Marine Biology Seminar: Dr. Jennifer Jacquet, 'A consumer approach to fisheries conservation: social theory, science, and values'
Please join us on Zoom for the Marine Biology seminar. Dr. Jennifer Jacquet (New York University) will present 'A consumer approach to fisheries conservation: social theory, science, and values.'

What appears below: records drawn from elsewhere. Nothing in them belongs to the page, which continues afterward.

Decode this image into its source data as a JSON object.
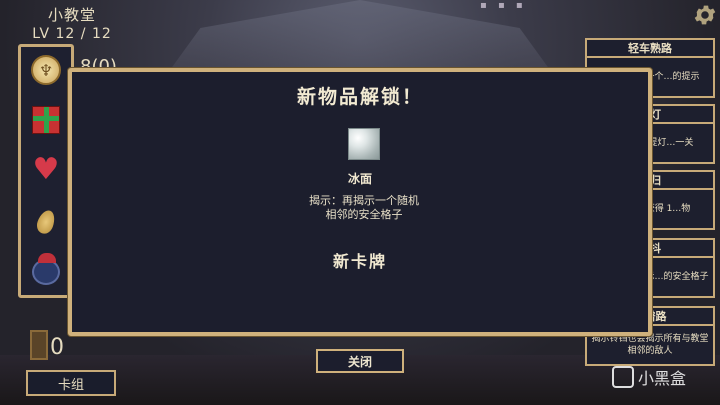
{
  "level": {
    "title": "小教堂",
    "text": "LV 12 / 12"
  },
  "items_panel": {
    "counter": "8(0)",
    "icons": [
      "coin-icon",
      "gift-icon",
      "heart-icon",
      "seed-icon",
      "creature-icon"
    ]
  },
  "bottom_left": {
    "door_count": "0",
    "deck_label": "卡组"
  },
  "tips": [
    {
      "title": "轻车熟路",
      "body": "…始时揭示一个…的提示"
    },
    {
      "title": "…灯",
      "body": "…携带1个提灯…一关"
    },
    {
      "title": "…归",
      "body": "…格子，获得 1…物"
    },
    {
      "title": "…抖",
      "body": "…格子也会揭示…的安全格子"
    },
    {
      "title": "…谱路",
      "body": "揭示铃铛也会揭示所有与教堂相邻的敌人"
    }
  ],
  "modal": {
    "title": "新物品解锁！",
    "item_name": "冰面",
    "item_desc": "揭示：再揭示一个随机相邻的安全格子",
    "subtitle": "新卡牌",
    "close_label": "关闭"
  },
  "watermark": "小黑盒",
  "colors": {
    "border_gold": "#cfb17c",
    "panel_bg": "#1c1e2d"
  }
}
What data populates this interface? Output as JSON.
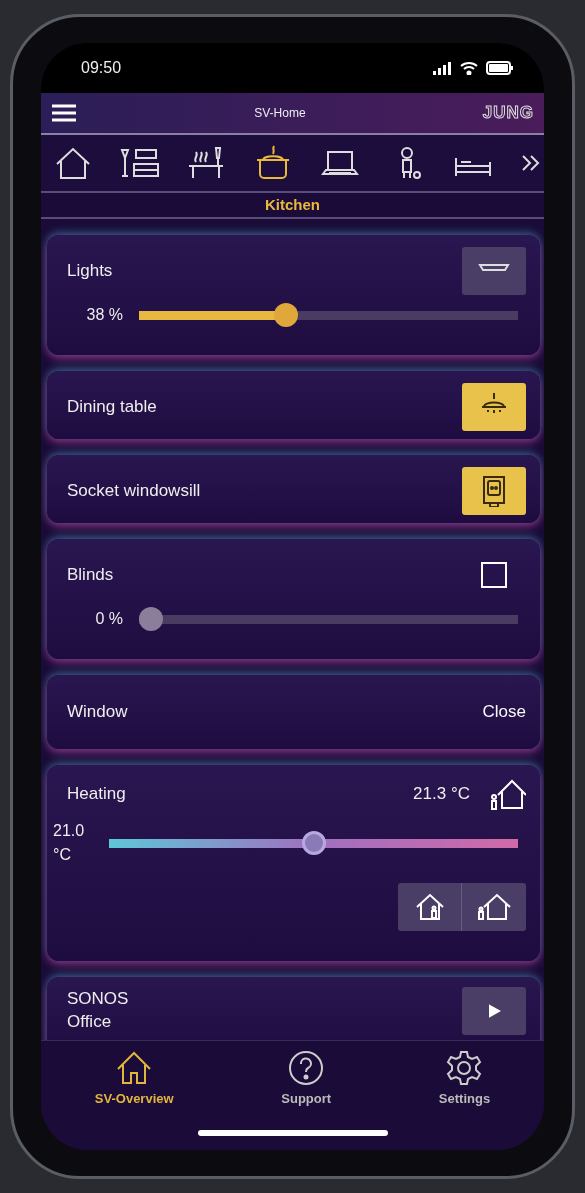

Abstract: The first ocean-related label was the ‘dolphin-safe’ logo for tuna in 1990. Since then, a suite of sustainability efforts have targeted seafood consumers, including the most prominent eco-label for fish, the Marine Stewardship Council’s blue tick. We will run through this three-decade effort, the ‘theory of change’ that suggests how such campaigns might work to improve fisheries management, as well as some of the prominent controversies, including the recent message in the film Seaspiracy that consumers should give up seafood altogether and promises from cellular seafood start-ups that their products will provide the solution. The conclusion drawn in 2007 at my first talk at Scripps — that consumers alone can’t save our fish — remains true. Here I hope to emphasize the deep conflict of values in the scientific community, particularly evident in conservation biology, ecology, and fisheries science. Scientists from all disciplines have adopted the dominant view that fish and invertebrates are a natural resource to be maximally, industrially, and globally exploited for human use. There is an urgent need to confront the paradox that science and policy treat commercially caught fish and aquatic invertebrates differently from other wild animals.